ABOUT THIS EXERCISE –
Count the lines below in which "Awaiting" appears, then give that number by itself.

[Stored items from a collection]
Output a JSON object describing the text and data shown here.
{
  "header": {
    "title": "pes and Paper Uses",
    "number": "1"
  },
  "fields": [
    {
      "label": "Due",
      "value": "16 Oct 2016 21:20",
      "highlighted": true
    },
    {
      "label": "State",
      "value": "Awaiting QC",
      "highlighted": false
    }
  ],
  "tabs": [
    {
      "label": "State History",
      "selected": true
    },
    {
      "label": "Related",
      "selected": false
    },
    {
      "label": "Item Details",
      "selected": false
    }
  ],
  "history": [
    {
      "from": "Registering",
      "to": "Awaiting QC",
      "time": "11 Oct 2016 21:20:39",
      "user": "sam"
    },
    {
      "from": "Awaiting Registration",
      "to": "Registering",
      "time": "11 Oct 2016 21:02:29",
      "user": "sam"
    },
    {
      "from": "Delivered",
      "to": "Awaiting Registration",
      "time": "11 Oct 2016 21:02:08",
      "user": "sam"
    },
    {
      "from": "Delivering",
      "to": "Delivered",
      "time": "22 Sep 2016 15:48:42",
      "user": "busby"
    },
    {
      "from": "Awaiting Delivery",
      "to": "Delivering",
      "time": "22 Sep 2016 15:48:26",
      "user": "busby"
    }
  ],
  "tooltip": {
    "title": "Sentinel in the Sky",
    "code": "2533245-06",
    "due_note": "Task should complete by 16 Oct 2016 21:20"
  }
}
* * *
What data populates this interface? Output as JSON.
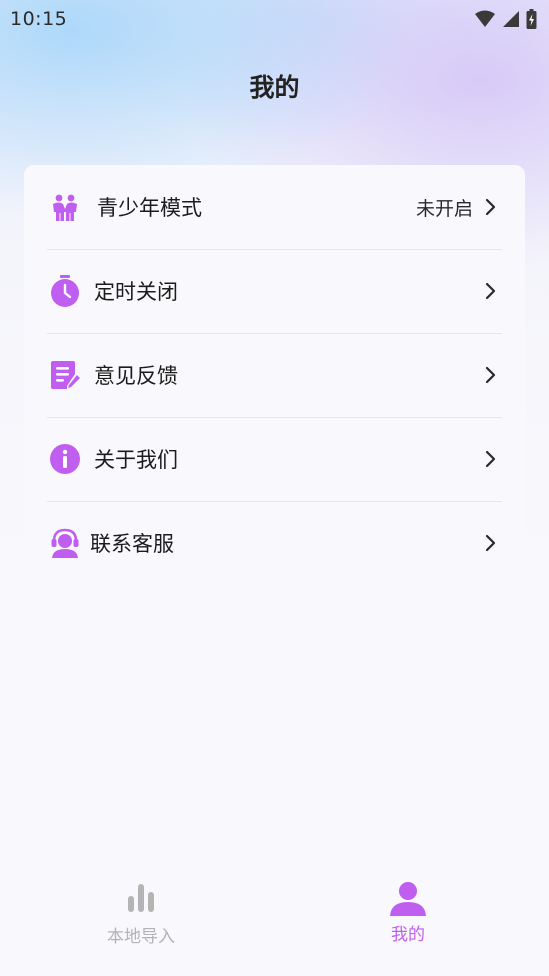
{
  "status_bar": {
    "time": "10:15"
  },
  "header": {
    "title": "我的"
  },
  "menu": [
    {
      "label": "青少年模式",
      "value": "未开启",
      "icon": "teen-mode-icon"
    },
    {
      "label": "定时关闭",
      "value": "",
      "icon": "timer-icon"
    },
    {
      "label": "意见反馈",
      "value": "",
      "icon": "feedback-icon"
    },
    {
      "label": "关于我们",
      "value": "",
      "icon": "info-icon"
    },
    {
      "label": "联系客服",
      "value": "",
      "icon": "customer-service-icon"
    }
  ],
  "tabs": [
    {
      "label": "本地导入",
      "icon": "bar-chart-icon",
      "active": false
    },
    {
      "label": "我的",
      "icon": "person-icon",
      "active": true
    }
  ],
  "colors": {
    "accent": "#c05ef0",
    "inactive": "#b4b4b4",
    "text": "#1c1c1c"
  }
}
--
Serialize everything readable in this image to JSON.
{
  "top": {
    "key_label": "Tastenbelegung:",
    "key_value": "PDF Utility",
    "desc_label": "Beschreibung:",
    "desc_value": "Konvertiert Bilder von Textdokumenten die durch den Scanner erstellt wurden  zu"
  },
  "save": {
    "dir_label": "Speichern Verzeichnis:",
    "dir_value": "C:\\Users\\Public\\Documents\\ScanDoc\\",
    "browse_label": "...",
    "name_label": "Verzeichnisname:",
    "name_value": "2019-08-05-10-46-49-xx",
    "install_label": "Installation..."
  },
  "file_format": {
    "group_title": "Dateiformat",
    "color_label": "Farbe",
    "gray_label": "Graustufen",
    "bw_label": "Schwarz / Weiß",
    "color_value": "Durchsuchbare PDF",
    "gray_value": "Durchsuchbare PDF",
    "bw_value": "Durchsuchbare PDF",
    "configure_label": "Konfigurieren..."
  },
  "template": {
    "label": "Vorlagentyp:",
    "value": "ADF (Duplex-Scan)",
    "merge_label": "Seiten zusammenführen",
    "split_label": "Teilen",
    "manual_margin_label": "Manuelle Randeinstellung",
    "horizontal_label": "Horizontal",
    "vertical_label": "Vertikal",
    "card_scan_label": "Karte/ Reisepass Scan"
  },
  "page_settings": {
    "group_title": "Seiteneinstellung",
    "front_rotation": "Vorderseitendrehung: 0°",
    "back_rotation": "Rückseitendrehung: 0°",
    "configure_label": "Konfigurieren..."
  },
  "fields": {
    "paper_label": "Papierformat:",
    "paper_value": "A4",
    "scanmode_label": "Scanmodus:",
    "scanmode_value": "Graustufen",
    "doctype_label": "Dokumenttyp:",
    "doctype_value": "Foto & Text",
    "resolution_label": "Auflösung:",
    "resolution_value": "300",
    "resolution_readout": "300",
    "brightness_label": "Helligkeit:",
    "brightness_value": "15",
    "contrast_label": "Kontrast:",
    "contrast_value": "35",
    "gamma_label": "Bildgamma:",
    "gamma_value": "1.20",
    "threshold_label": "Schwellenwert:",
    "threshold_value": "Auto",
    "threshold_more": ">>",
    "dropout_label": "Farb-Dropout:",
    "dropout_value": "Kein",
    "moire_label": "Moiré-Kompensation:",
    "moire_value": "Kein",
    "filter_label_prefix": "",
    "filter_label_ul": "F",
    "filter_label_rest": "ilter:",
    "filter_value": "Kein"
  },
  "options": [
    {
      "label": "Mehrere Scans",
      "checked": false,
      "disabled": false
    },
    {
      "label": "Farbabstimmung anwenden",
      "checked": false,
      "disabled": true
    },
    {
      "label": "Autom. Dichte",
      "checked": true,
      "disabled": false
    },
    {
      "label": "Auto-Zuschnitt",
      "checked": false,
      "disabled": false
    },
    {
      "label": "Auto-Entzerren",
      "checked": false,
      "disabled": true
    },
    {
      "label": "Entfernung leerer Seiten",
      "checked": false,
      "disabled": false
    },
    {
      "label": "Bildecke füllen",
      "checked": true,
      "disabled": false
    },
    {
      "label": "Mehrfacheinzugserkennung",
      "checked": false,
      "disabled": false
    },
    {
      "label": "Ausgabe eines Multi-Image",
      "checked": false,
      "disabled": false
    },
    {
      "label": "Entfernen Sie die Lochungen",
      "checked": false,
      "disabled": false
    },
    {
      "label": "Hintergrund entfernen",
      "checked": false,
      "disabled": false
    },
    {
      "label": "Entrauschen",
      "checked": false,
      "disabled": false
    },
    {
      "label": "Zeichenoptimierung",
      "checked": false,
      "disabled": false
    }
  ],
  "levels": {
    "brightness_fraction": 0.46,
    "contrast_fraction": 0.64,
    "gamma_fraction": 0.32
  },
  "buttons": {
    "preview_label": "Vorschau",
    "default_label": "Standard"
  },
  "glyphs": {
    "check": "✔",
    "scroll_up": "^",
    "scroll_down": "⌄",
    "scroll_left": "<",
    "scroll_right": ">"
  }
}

RESULT OF THE EXERCISE –
5